Assignment — Write the records out again exactly, leaving no images in.

Supplied records Block Start

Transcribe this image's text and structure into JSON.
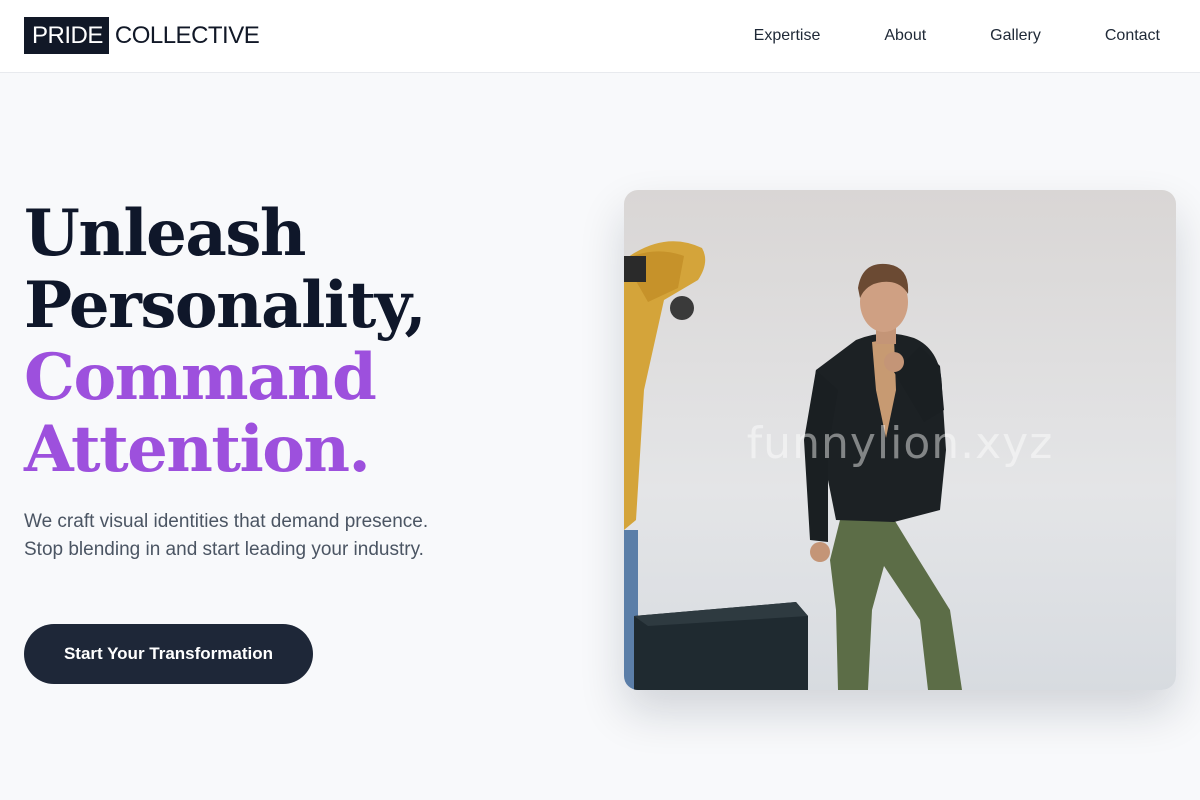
{
  "brand": {
    "box_text": "PRIDE",
    "text": "COLLECTIVE"
  },
  "nav": {
    "items": [
      {
        "label": "Expertise"
      },
      {
        "label": "About"
      },
      {
        "label": "Gallery"
      },
      {
        "label": "Contact"
      }
    ]
  },
  "hero": {
    "title_lines": [
      "Unleash",
      "Personality,"
    ],
    "accent_lines": [
      "Command",
      "Attention."
    ],
    "subtitle": "We craft visual identities that demand presence. Stop blending in and start leading your industry.",
    "cta_label": "Start Your Transformation",
    "image": {
      "watermark": "funnylion.xyz",
      "subject": "photo of a man in a black blazer and olive pants being photographed in a studio"
    }
  },
  "colors": {
    "accent": "#9d50dd",
    "heading": "#0f172a",
    "button_bg": "#1e2738",
    "page_bg": "#f8f9fb"
  }
}
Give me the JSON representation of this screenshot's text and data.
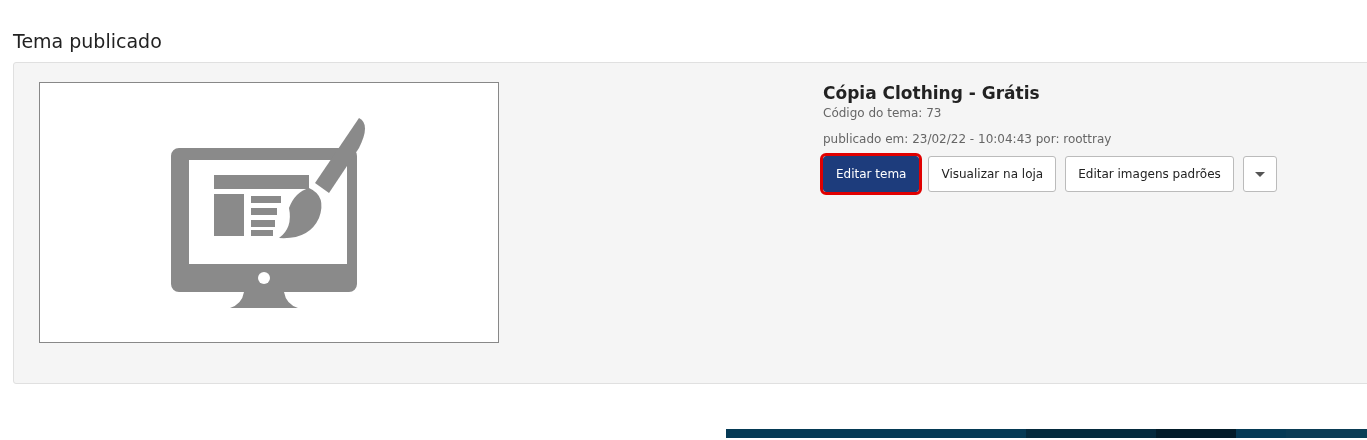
{
  "section_title": "Tema publicado",
  "theme": {
    "thumbnail": {
      "kind": "icon"
    },
    "name": "Cópia Clothing - Grátis",
    "code": "Código do tema: 73",
    "published": "publicado em: 23/02/22 - 10:04:43 por: roottray",
    "buttons": [
      {
        "label": "Editar tema",
        "kind": "primary",
        "highlighted": true
      },
      {
        "label": "Visualizar na loja",
        "kind": "default",
        "highlighted": false
      },
      {
        "label": "Editar imagens padrões",
        "kind": "default",
        "highlighted": false
      },
      {
        "kind": "dropdown",
        "highlighted": false
      }
    ]
  }
}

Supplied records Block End

Final answer —
Transcribe this image's text and structure into JSON.
{
  "brand": {
    "box_text": "PRIDE",
    "text": "COLLECTIVE"
  },
  "nav": {
    "items": [
      {
        "label": "Expertise"
      },
      {
        "label": "About"
      },
      {
        "label": "Gallery"
      },
      {
        "label": "Contact"
      }
    ]
  },
  "hero": {
    "title_lines": [
      "Unleash",
      "Personality,"
    ],
    "accent_lines": [
      "Command",
      "Attention."
    ],
    "subtitle": "We craft visual identities that demand presence. Stop blending in and start leading your industry.",
    "cta_label": "Start Your Transformation",
    "image": {
      "watermark": "funnylion.xyz",
      "subject": "photo of a man in a black blazer and olive pants being photographed in a studio"
    }
  },
  "colors": {
    "accent": "#9d50dd",
    "heading": "#0f172a",
    "button_bg": "#1e2738",
    "page_bg": "#f8f9fb"
  }
}
Give me the JSON representation of this screenshot's text and data.
{
  "section_title": "Tema publicado",
  "theme": {
    "thumbnail": {
      "kind": "icon"
    },
    "name": "Cópia Clothing - Grátis",
    "code": "Código do tema: 73",
    "published": "publicado em: 23/02/22 - 10:04:43 por: roottray",
    "buttons": [
      {
        "label": "Editar tema",
        "kind": "primary",
        "highlighted": true
      },
      {
        "label": "Visualizar na loja",
        "kind": "default",
        "highlighted": false
      },
      {
        "label": "Editar imagens padrões",
        "kind": "default",
        "highlighted": false
      },
      {
        "kind": "dropdown",
        "highlighted": false
      }
    ]
  }
}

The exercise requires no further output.